By winning The Barclays last year and looking up to see his wife and 1-year-old daughter approaching the 18th green after their surprise trip from Texas, Hunter Mahan always will be part of New York golf lore. He does not need his huge crystal trophy to remind him how special that is. Just like he never needs a GPS to remind him of his whereabouts when he is here.
"It's pretty easy to tell that you're in the New York area. The fans are so passionate. They love golf," he said Monday at Barclays headquarters on Seventh Avenue during a Manhattan tour to promote this year's tournament, which will be at Plainfield Country Club in Edison, New Jersey, Aug. 27-30. "It's easy to tell where you are quickly, just by stepping on the golf course, stepping into the event."
The Barclays -- the first leg in the PGA Tour's FedEx Cup playoffs -- will be at Bethpage Black next year, and Newsday reported last month that the Tour has been negotiating to bring the tournament to Glen Oaks in Old Westbury for 2017.
It is all fine with Mahan, who liked the landscape even before he won last August at Ridgewood. "You're in the New York area so you've got an old-school golf course and you've got a rich history already," he said.
Rich and unpredictable, as he discovered when he finished a round of 65 and saw Kandi and their daughter Zoe waiting for him last August. "For some reason, she decided, 'I'm coming up there,' " he said. But Mahan, a Californian who now lives in Dallas, is used to the unexpected in New York.
He recalls the sound of the 2009 U.S. Open at Bethpage, when he was paired for the final round with his friend Phil Mickelson. "That was a lot of fun. It's the greatest paradox in sports history to me. They love Phil and Phil seems like the exact opposite of what they would like. He's from California, he acts kind of goofy and smiley all the time. But they absolutely love him," Mahan said.
"It's always funny for us because he's the furthest thing from a New Yorker. He's a West Coaster in every way. But he gets them involved. He loves the crowd, he loves the roars, he loves the loud noise. That's what you get up here."
On that day, the biggest surprise for Mahan was what happened on his approach shot to the 16th green while he was in contention. It was not a happy surprise. He hit what appeared to be a perfect shot. Too perfect, it turned out. The ball crashed into the flagstick with a loud thwack. Instead of landing close to the hole for a kick-in, it caromed 40 feet, off the green. Who knows what would have happened if he made birdie there instead of bogey?
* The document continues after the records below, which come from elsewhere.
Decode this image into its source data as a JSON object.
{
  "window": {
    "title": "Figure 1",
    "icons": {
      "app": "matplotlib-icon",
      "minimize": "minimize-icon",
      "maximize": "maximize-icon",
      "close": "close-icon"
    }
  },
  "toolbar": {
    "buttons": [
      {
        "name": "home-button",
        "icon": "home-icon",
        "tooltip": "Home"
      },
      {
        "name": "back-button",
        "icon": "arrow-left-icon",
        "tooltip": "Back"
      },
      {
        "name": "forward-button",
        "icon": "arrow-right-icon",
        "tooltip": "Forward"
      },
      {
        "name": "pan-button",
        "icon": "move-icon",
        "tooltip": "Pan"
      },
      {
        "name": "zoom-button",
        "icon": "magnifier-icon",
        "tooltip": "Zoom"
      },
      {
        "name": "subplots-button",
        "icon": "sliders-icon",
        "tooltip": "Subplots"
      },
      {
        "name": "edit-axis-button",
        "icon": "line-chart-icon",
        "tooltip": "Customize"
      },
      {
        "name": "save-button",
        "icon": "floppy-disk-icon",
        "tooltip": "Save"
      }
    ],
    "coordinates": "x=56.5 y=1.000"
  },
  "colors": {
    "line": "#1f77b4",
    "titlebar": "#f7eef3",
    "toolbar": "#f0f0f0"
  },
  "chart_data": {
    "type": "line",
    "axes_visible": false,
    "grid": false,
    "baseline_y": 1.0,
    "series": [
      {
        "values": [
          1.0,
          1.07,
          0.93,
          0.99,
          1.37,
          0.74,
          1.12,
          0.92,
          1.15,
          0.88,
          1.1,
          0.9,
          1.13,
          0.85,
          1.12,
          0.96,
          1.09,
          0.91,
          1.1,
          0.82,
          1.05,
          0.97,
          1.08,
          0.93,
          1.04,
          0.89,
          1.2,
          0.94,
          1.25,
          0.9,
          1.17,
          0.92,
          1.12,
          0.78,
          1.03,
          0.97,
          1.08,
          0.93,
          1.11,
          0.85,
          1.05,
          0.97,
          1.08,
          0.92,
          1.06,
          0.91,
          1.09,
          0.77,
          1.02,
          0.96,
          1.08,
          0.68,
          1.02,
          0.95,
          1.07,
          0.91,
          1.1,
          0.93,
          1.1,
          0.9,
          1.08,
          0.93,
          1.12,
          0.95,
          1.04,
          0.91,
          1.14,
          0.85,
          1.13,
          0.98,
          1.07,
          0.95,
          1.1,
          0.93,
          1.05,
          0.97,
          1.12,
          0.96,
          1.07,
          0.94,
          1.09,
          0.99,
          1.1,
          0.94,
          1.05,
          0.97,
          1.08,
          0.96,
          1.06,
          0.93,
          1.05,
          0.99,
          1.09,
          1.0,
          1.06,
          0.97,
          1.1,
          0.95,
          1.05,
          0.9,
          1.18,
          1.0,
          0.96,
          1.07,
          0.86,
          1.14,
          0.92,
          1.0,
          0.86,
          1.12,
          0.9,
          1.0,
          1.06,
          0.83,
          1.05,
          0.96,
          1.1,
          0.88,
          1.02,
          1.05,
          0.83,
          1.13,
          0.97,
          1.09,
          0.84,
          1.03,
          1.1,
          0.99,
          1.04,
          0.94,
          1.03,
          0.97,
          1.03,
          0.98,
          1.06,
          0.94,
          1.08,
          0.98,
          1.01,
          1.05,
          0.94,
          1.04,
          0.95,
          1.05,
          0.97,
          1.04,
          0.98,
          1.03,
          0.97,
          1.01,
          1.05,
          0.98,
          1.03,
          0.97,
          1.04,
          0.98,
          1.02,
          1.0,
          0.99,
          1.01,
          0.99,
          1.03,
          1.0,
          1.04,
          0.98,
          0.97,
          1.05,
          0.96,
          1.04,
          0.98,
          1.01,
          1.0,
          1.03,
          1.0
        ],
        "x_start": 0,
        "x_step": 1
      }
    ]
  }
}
"Well, the pins were thick and they were metal," he said. "Oh yeah, I remember it vividly. I remember hitting the shot, watching it come down, [thinking] it should be stiff. It hit that pin and it sounded like a gunshot. It just shot way off the green. I was like, 'What just happened?' It was one of those crazy moments."
Not crazy enough, though, to keep him up at night wondering how life would have been different if he had won the Open instead of finishing in a tie for sixth, four shots behind champion Lucas Glover. "I don't think much would have changed. I feel like I'll win a major someday," Mahan said.
Then again . . .
"It would have been nice to see it not hit the pin," he said, "to just land there and stick right there. It would have been cool."
OutingsThe New York Sportscene Children's Foundation Celebrity Golf Classic will be Aug. 31 at Hamlet Golf & Country Club, Commack. Call 631-580-7772, ext. 109.